Task goal:
The whole listing should be retyped exactly as it appears.

○ ○ ○ ○ ○ ○ ○

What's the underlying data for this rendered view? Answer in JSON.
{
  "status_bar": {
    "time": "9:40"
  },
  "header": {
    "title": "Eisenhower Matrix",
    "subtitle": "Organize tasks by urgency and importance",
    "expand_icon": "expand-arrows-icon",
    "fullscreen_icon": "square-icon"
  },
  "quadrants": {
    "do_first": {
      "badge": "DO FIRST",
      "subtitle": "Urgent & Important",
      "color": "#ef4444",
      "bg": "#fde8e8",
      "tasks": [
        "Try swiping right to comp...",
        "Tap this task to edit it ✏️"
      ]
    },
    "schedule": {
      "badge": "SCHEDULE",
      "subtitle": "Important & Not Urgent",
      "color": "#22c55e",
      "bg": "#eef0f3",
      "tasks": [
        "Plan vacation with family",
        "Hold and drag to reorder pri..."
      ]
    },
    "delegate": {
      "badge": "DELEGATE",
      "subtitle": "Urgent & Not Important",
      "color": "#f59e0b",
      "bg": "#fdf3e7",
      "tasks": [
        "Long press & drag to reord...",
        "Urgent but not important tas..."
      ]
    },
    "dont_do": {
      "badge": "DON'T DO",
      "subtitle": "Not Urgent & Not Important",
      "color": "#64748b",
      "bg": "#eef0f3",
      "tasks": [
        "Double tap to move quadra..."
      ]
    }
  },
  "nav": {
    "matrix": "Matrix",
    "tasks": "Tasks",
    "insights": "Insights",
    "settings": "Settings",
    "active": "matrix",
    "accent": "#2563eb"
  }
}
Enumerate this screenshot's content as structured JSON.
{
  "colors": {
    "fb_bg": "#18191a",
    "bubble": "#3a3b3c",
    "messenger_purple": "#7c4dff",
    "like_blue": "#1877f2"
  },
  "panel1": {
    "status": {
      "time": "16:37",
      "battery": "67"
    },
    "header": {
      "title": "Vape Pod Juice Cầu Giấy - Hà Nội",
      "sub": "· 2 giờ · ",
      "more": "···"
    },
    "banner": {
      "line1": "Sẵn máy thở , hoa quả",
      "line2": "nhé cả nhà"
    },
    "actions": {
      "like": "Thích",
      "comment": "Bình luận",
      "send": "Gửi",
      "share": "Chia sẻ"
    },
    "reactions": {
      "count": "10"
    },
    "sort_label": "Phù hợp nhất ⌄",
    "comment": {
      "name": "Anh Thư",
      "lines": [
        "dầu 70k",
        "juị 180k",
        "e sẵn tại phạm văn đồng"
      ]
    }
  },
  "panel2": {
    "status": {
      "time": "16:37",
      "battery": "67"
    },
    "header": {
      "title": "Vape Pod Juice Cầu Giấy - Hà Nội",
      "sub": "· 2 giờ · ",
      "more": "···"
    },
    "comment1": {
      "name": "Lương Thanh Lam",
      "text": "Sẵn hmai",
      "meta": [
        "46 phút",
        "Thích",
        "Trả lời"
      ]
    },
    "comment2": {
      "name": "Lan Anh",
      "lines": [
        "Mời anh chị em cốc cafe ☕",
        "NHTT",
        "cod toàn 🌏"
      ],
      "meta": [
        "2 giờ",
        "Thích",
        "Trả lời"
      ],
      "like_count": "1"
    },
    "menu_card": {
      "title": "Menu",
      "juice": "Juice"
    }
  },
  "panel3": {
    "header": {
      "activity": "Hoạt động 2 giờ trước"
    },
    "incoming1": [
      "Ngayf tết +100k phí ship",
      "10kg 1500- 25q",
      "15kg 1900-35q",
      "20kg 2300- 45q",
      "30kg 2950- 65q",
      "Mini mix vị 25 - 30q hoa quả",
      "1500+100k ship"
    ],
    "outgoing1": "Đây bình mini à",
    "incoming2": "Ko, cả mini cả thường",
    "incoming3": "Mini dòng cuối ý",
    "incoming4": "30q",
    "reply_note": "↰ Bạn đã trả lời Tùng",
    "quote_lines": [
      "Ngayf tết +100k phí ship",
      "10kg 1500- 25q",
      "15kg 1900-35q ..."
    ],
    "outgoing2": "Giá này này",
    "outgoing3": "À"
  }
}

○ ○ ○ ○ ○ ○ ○

Solved exercise:
What's the underlying data for this rendered view? Answer in JSON.
{
  "status_bar": {
    "time": "9:40"
  },
  "header": {
    "title": "Eisenhower Matrix",
    "subtitle": "Organize tasks by urgency and importance",
    "expand_icon": "expand-arrows-icon",
    "fullscreen_icon": "square-icon"
  },
  "quadrants": {
    "do_first": {
      "badge": "DO FIRST",
      "subtitle": "Urgent & Important",
      "color": "#ef4444",
      "bg": "#fde8e8",
      "tasks": [
        "Try swiping right to comp...",
        "Tap this task to edit it ✏️"
      ]
    },
    "schedule": {
      "badge": "SCHEDULE",
      "subtitle": "Important & Not Urgent",
      "color": "#22c55e",
      "bg": "#eef0f3",
      "tasks": [
        "Plan vacation with family",
        "Hold and drag to reorder pri..."
      ]
    },
    "delegate": {
      "badge": "DELEGATE",
      "subtitle": "Urgent & Not Important",
      "color": "#f59e0b",
      "bg": "#fdf3e7",
      "tasks": [
        "Long press & drag to reord...",
        "Urgent but not important tas..."
      ]
    },
    "dont_do": {
      "badge": "DON'T DO",
      "subtitle": "Not Urgent & Not Important",
      "color": "#64748b",
      "bg": "#eef0f3",
      "tasks": [
        "Double tap to move quadra..."
      ]
    }
  },
  "nav": {
    "matrix": "Matrix",
    "tasks": "Tasks",
    "insights": "Insights",
    "settings": "Settings",
    "active": "matrix",
    "accent": "#2563eb"
  }
}
Enumerate this screenshot's content as structured JSON.
{
  "colors": {
    "fb_bg": "#18191a",
    "bubble": "#3a3b3c",
    "messenger_purple": "#7c4dff",
    "like_blue": "#1877f2"
  },
  "panel1": {
    "status": {
      "time": "16:37",
      "battery": "67"
    },
    "header": {
      "title": "Vape Pod Juice Cầu Giấy - Hà Nội",
      "sub": "· 2 giờ · ",
      "more": "···"
    },
    "banner": {
      "line1": "Sẵn máy thở , hoa quả",
      "line2": "nhé cả nhà"
    },
    "actions": {
      "like": "Thích",
      "comment": "Bình luận",
      "send": "Gửi",
      "share": "Chia sẻ"
    },
    "reactions": {
      "count": "10"
    },
    "sort_label": "Phù hợp nhất ⌄",
    "comment": {
      "name": "Anh Thư",
      "lines": [
        "dầu 70k",
        "juị 180k",
        "e sẵn tại phạm văn đồng"
      ]
    }
  },
  "panel2": {
    "status": {
      "time": "16:37",
      "battery": "67"
    },
    "header": {
      "title": "Vape Pod Juice Cầu Giấy - Hà Nội",
      "sub": "· 2 giờ · ",
      "more": "···"
    },
    "comment1": {
      "name": "Lương Thanh Lam",
      "text": "Sẵn hmai",
      "meta": [
        "46 phút",
        "Thích",
        "Trả lời"
      ]
    },
    "comment2": {
      "name": "Lan Anh",
      "lines": [
        "Mời anh chị em cốc cafe ☕",
        "NHTT",
        "cod toàn 🌏"
      ],
      "meta": [
        "2 giờ",
        "Thích",
        "Trả lời"
      ],
      "like_count": "1"
    },
    "menu_card": {
      "title": "Menu",
      "juice": "Juice"
    }
  },
  "panel3": {
    "header": {
      "activity": "Hoạt động 2 giờ trước"
    },
    "incoming1": [
      "Ngayf tết +100k phí ship",
      "10kg 1500- 25q",
      "15kg 1900-35q",
      "20kg 2300- 45q",
      "30kg 2950- 65q",
      "Mini mix vị 25 - 30q hoa quả",
      "1500+100k ship"
    ],
    "outgoing1": "Đây bình mini à",
    "incoming2": "Ko, cả mini cả thường",
    "incoming3": "Mini dòng cuối ý",
    "incoming4": "30q",
    "reply_note": "↰ Bạn đã trả lời Tùng",
    "quote_lines": [
      "Ngayf tết +100k phí ship",
      "10kg 1500- 25q",
      "15kg 1900-35q ..."
    ],
    "outgoing2": "Giá này này",
    "outgoing3": "À"
  }
}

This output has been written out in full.